§ WHAT THIS TASK INVOLVES: Look through the records below, and copy out every line that holds the string "публикую".

(Extracted data entries)
-------

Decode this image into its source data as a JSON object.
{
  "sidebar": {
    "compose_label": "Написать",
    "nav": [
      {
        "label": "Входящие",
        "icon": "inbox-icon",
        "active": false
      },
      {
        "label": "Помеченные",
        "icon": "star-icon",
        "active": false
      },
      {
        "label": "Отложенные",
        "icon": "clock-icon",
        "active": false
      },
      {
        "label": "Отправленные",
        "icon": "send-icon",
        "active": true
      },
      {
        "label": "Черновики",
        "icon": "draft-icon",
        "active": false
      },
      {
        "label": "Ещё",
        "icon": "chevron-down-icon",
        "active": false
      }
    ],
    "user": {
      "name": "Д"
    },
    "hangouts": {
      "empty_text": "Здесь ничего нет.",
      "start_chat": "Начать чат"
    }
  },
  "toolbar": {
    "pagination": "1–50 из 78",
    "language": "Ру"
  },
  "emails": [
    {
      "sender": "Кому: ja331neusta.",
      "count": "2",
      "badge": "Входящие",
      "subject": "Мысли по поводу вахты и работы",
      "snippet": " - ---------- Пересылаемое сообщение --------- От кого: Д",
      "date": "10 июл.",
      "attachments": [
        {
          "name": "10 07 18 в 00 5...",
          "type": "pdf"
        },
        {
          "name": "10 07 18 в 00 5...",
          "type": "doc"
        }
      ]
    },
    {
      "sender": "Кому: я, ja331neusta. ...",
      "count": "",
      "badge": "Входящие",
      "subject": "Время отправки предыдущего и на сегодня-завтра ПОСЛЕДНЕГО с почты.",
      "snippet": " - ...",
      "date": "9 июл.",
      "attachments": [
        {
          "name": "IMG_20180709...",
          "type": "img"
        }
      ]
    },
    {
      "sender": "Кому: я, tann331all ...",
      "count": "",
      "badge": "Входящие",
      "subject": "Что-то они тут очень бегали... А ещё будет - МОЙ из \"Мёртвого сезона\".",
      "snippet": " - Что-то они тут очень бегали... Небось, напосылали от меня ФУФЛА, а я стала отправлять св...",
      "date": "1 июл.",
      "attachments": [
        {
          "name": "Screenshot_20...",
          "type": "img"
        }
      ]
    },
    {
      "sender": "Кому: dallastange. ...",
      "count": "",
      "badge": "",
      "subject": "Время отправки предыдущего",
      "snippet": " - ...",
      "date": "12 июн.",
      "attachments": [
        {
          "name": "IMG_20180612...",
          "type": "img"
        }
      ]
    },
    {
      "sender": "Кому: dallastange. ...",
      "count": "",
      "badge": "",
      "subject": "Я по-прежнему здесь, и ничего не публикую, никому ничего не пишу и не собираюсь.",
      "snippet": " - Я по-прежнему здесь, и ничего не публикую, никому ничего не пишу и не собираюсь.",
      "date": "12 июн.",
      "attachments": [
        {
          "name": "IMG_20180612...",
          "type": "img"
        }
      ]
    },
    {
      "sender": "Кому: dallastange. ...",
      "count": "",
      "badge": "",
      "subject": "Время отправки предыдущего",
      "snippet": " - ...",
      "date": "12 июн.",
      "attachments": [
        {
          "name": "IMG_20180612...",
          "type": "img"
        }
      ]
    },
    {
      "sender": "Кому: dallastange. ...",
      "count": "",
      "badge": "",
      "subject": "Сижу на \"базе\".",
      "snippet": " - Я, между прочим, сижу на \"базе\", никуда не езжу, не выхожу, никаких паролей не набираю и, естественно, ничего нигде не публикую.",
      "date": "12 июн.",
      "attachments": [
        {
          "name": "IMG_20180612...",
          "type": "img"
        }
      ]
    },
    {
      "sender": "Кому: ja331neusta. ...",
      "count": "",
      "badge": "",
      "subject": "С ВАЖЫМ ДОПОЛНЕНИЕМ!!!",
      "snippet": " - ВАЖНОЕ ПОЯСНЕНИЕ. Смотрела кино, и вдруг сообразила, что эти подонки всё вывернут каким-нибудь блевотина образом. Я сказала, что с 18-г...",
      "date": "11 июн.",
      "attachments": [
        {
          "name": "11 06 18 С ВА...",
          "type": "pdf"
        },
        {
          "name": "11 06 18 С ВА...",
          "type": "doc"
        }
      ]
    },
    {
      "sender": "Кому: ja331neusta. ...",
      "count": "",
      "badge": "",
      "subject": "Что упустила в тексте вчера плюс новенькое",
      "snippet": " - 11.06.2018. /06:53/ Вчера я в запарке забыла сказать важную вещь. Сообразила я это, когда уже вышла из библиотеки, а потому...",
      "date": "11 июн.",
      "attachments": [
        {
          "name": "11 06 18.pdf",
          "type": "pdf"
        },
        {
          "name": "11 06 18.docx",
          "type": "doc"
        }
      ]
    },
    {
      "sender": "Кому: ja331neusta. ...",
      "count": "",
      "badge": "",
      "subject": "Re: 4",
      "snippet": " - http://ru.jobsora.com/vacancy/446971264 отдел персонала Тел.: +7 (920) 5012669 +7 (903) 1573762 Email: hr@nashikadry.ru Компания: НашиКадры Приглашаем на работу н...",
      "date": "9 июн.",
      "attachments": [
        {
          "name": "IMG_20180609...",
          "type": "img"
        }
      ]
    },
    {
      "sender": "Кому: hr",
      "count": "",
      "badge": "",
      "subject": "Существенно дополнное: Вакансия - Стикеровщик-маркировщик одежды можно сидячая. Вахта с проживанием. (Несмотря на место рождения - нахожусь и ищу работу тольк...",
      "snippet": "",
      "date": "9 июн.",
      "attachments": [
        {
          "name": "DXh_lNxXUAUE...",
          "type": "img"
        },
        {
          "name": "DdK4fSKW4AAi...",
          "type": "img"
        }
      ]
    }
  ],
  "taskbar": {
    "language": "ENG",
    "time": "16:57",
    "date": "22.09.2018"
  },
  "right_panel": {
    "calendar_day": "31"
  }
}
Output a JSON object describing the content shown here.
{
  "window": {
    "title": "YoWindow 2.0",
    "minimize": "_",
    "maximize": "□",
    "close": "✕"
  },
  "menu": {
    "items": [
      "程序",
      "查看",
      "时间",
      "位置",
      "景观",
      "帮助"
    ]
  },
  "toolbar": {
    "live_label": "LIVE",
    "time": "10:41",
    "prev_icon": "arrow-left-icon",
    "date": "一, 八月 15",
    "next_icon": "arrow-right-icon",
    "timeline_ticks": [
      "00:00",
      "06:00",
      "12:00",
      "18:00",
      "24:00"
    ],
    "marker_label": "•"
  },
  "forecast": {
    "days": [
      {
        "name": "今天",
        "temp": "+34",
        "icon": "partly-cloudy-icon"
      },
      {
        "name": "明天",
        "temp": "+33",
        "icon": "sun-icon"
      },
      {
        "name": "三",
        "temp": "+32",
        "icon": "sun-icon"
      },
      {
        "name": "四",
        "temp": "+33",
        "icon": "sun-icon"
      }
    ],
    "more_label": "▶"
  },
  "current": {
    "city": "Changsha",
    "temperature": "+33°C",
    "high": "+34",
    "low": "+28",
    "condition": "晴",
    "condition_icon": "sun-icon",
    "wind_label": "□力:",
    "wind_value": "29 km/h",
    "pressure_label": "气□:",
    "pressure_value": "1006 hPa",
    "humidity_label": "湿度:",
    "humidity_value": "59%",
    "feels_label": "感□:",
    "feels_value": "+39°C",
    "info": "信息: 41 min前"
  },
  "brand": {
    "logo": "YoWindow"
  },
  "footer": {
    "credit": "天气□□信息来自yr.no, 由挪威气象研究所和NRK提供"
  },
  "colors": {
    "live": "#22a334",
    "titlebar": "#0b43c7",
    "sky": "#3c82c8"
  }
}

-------

§ RESULT FOR THIS TASK:
      "subject": "Я по-прежнему здесь, и ничего не публикую, никому ничего не пишу и не собираюсь.",
      "snippet": " - Я по-прежнему здесь, и ничего не публикую, никому ничего не пишу и не собираюсь.",
      "snippet": " - Я, между прочим, сижу на \"базе\", никуда не езжу, не выхожу, никаких паролей не набираю и, естественно, ничего нигде не публикую.",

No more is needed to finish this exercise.